Anonymous said...

Just some general observations looking at the 2 bikes pictured. The Jones seems to have a slacker headtube angle PLUS the bent fork, giving an effective head tube angle of ??. I'll say 2 degrees less than the Marin. The Jones also has a bent seat tube, which I'm sure makes it feel longer than it is even though its a SWB. The Marin has skinnier seat stays, which would appear to make it a bit more vertically compliant, but who knows. I would like to ride either and compare it to my 1997 Scott Endorphin, which is crabon and very vertically compliant.

Chazu said...

I rose during the Hour of the Wolf this morning. While wrapping up my curly-handlebared ride in some stretchy clothes, it occurred to me that I can ride over residential roads to an existing nearby-ish MTB park. But I've never owned a MTB, and I've been patiently waiting for the local government to get on with a stated plan to build MTB trails in an enormous park a mere three (3) miles from my home and which is accessible via bike lanes and paved trails.

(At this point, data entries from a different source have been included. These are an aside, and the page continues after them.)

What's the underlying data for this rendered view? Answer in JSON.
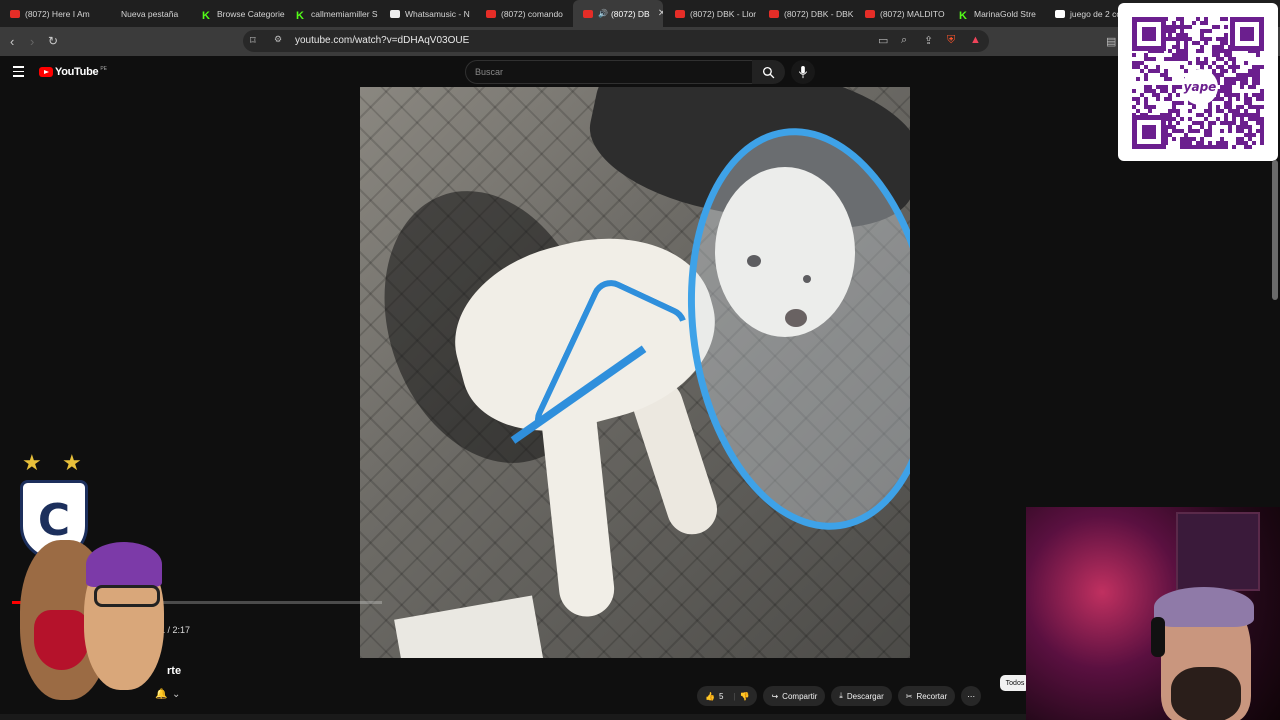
{
  "browser": {
    "tabs": [
      {
        "label": "(8072) Here I Am",
        "favicon": "youtube-icon"
      },
      {
        "label": "Nueva pestaña",
        "favicon": "none"
      },
      {
        "label": "Browse Categorie",
        "favicon": "kick-icon"
      },
      {
        "label": "callmemiamiller S",
        "favicon": "kick-icon"
      },
      {
        "label": "Whatsamusic - N",
        "favicon": "whatsamusic-icon"
      },
      {
        "label": "(8072) comando",
        "favicon": "youtube-icon"
      },
      {
        "label": "(8072) DB",
        "favicon": "youtube-icon",
        "active": true
      },
      {
        "label": "(8072) DBK - Llor",
        "favicon": "youtube-icon"
      },
      {
        "label": "(8072) DBK - DBK",
        "favicon": "youtube-icon"
      },
      {
        "label": "(8072) MALDITO",
        "favicon": "youtube-icon"
      },
      {
        "label": "MarinaGold Stre",
        "favicon": "kick-icon"
      },
      {
        "label": "juego de 2 co",
        "favicon": "google-icon"
      }
    ],
    "url": "youtube.com/watch?v=dDHAqV03OUE"
  },
  "youtube": {
    "logo_text": "YouTube",
    "country_code": "PE",
    "search_placeholder": "Buscar"
  },
  "player": {
    "progress_fraction": 0.05,
    "time": "1 / 2:17",
    "title_fragment": "rte"
  },
  "actions": {
    "like_count": "5",
    "share": "Compartir",
    "download": "Descargar",
    "clip": "Recortar",
    "chip_all": "Todos"
  },
  "overlay": {
    "qr_brand": "yape"
  },
  "colors": {
    "accent_red": "#ff0000",
    "yape_purple": "#6b1f8e",
    "cone_blue": "#3ea2e8"
  }
}
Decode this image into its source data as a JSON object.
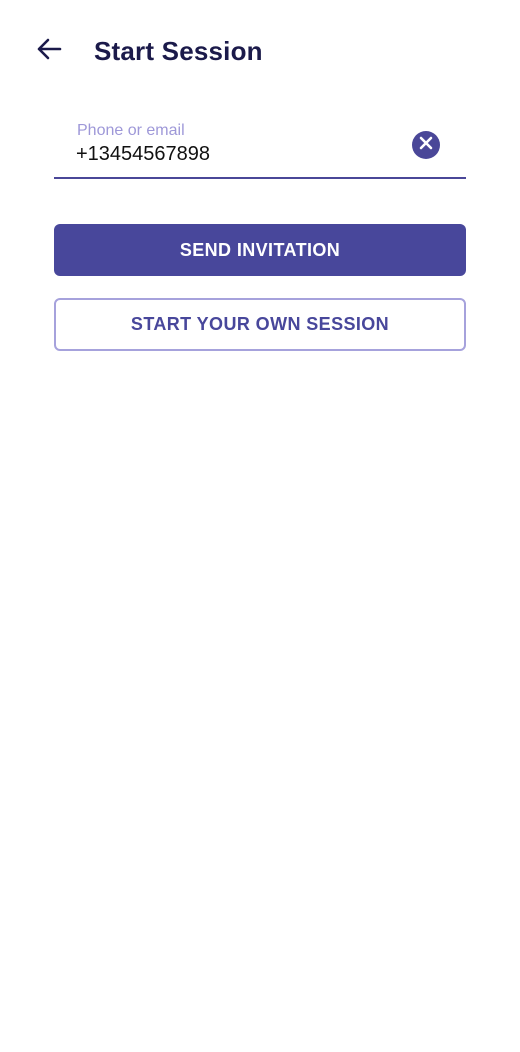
{
  "header": {
    "back_icon": "arrow-left-icon",
    "title": "Start Session"
  },
  "form": {
    "contact_label": "Phone or email",
    "contact_value": "+13454567898",
    "clear_icon": "close-circle-icon"
  },
  "actions": {
    "send_invitation_label": "SEND INVITATION",
    "start_own_session_label": "START YOUR OWN SESSION"
  },
  "colors": {
    "primary": "#48479b",
    "title": "#1b1a4a",
    "label": "#9e98d8",
    "outline_border": "#a6a2dc",
    "background": "#ffffff"
  }
}
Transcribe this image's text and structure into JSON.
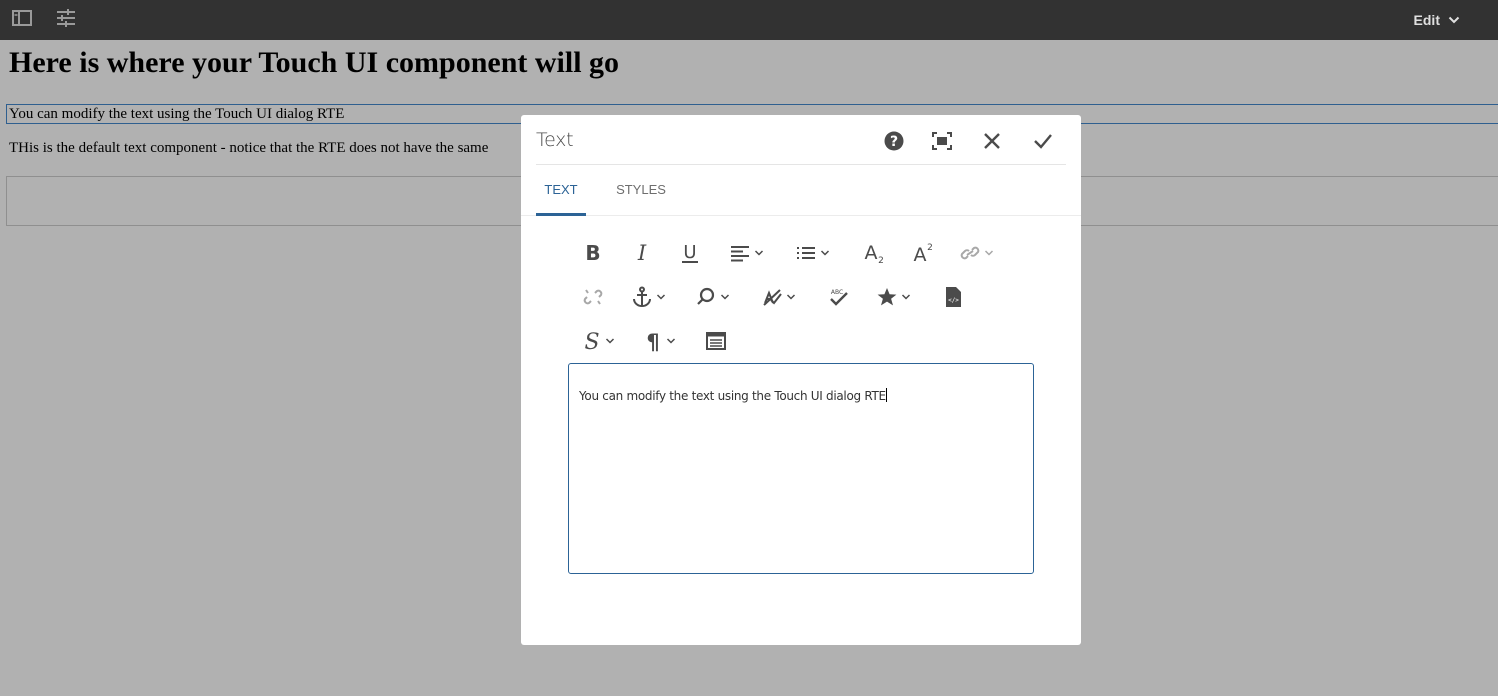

So I started thinking about Jones, and then I started thinking about Jim Jones and purple Kool Aid. Hour of the Wolf riding in hot soupy summer southern air will make your mind wander... I do have a Gunnar Crosshairs which can take some big-ish tires. Perhaps I'll try that before I succumb and buy one of those bikes with the weird non-road frames and the fat tires. I know how much you all care one way or the other.

Strava is telling me that I have neighbors who start riding much earlier than I do, more than an hour before local sunrise. It seems the Hour of the Wolf is relative.

reCAPTCHA: Identify the vehicles. Ugh.

Robert Woudenberg said...

Get a thudbuster! Hard tails really need one. Also the bike is clearly too small for you . So thudbuster and shorter stem will make it greater.

HDEB said...

I like bikes that go in the direction I point them : )

BikeSnobNYC said...

Robert Woudenberg,

No, and no.

--Tan Tenovo

JLRB said...

I like my chubby bike and it came in a box too. I'd like to ride it side-by-side with the Jones, but I'm not a semi-professional bike blogger

Anonymous said...


Unknown said...

My not-so-recent memory of your blog recalls some scathing remarks directed toward gravel bikes. Have you had a change of heart?

I find them to be a little slower than road bikes but "friendlier" in their disposition. It takes an extended ride to appreciate this virtue which may be one reason they gained acceptance grudgingly.

I think you made a smart choice with the Jones and hope you get to enjoy some epic rides with it.